*** Block opens ***
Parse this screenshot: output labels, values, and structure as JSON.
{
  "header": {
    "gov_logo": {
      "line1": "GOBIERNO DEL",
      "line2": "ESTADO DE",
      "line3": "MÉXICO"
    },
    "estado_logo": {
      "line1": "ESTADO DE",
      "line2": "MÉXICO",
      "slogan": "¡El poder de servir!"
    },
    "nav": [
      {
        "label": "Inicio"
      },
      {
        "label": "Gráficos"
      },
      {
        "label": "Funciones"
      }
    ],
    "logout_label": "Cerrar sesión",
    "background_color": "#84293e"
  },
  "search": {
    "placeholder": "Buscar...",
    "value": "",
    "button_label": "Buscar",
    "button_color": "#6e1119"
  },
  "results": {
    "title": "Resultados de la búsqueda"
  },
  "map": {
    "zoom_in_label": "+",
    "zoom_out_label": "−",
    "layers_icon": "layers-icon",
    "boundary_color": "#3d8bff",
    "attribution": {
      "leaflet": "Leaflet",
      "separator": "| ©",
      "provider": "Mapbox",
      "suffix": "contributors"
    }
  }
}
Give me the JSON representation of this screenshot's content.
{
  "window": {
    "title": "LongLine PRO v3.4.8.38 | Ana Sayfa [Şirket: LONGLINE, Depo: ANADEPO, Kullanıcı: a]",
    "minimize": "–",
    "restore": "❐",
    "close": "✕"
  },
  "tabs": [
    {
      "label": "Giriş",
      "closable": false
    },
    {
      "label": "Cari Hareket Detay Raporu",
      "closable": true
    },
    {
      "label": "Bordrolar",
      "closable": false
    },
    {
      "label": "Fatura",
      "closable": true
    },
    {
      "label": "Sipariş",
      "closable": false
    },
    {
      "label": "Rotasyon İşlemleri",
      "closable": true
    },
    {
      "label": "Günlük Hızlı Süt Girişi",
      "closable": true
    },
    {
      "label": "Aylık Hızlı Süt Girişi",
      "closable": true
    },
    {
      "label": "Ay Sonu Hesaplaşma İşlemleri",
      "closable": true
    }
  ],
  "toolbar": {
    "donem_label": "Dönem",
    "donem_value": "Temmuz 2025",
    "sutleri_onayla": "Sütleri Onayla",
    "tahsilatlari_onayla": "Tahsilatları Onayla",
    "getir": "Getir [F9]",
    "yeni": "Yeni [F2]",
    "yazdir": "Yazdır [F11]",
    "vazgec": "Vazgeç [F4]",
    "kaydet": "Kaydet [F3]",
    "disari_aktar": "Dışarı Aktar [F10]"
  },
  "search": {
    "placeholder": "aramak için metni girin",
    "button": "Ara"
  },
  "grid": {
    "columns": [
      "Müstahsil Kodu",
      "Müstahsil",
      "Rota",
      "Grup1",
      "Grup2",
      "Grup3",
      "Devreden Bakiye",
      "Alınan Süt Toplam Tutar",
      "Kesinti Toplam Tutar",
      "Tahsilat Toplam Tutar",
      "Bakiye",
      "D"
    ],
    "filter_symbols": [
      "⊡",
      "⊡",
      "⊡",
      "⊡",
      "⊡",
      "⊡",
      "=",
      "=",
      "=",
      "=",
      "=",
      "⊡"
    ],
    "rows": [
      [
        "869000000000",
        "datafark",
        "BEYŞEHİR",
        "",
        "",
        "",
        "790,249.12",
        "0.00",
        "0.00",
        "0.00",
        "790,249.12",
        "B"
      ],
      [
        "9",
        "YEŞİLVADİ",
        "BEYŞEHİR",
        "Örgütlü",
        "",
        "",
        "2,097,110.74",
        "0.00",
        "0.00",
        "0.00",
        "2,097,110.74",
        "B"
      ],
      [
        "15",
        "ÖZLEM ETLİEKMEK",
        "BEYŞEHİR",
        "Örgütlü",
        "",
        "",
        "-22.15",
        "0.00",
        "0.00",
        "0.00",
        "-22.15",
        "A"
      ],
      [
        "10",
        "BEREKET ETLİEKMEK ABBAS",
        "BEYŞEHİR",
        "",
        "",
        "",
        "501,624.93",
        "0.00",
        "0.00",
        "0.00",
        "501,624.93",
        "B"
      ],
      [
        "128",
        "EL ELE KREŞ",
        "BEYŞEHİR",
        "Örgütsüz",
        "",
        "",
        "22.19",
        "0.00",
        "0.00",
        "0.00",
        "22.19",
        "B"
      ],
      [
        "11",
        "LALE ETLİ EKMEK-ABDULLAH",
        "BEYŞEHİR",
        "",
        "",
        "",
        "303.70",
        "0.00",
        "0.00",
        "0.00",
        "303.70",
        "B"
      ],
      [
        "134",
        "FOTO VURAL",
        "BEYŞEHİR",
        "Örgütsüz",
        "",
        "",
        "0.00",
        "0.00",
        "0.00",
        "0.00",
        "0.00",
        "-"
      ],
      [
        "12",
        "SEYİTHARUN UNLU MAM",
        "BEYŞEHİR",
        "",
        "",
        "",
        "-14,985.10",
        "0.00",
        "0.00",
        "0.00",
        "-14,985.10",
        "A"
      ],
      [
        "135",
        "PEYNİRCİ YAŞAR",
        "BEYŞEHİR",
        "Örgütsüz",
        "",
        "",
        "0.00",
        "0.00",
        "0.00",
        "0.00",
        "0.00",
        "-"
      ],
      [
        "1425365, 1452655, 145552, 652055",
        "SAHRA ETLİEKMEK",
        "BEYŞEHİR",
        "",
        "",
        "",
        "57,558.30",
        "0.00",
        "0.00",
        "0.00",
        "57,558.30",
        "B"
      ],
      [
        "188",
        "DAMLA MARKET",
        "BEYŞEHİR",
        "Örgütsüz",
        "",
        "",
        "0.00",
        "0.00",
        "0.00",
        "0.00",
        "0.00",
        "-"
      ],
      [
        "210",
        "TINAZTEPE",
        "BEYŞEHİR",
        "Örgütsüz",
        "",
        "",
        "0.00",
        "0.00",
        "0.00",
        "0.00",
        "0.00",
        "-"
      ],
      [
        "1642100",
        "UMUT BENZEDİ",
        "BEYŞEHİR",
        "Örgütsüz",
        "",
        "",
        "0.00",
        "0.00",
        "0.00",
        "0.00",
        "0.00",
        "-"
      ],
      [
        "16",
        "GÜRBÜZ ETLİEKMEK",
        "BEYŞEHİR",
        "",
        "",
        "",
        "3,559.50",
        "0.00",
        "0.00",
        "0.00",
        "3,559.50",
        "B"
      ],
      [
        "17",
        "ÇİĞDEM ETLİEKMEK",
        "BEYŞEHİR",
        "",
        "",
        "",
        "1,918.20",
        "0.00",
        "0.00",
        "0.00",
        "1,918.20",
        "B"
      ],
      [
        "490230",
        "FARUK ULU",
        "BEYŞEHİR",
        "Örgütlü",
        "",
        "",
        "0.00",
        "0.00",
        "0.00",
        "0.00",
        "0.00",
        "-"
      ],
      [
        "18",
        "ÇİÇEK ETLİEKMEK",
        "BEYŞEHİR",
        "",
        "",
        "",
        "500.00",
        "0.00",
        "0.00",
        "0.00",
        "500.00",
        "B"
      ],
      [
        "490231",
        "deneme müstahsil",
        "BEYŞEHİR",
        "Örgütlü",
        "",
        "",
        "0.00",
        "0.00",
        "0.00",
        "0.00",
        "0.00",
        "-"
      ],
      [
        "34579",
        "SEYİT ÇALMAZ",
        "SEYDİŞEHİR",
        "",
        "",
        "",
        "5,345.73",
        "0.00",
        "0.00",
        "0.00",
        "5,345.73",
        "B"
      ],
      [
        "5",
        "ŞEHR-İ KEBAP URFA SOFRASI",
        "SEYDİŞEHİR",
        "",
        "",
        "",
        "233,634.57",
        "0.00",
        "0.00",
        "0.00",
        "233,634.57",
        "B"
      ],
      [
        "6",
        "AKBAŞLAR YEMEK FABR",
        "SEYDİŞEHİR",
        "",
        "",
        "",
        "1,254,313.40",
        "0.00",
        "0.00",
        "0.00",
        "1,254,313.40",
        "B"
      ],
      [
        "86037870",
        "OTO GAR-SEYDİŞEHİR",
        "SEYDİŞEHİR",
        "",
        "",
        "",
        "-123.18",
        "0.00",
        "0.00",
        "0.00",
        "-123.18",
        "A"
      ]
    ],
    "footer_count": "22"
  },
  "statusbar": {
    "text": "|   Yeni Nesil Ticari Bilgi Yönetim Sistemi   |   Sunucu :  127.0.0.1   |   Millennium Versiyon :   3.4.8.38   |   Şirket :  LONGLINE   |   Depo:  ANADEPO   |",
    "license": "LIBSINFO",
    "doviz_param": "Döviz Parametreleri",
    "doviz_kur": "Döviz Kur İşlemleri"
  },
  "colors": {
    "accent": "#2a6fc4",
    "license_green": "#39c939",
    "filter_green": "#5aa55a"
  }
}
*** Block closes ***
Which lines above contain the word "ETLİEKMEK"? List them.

        "ÖZLEM ETLİEKMEK",
        "BEREKET ETLİEKMEK ABBAS",
        "SAHRA ETLİEKMEK",
        "GÜRBÜZ ETLİEKMEK",
        "ÇİĞDEM ETLİEKMEK",
        "ÇİÇEK ETLİEKMEK",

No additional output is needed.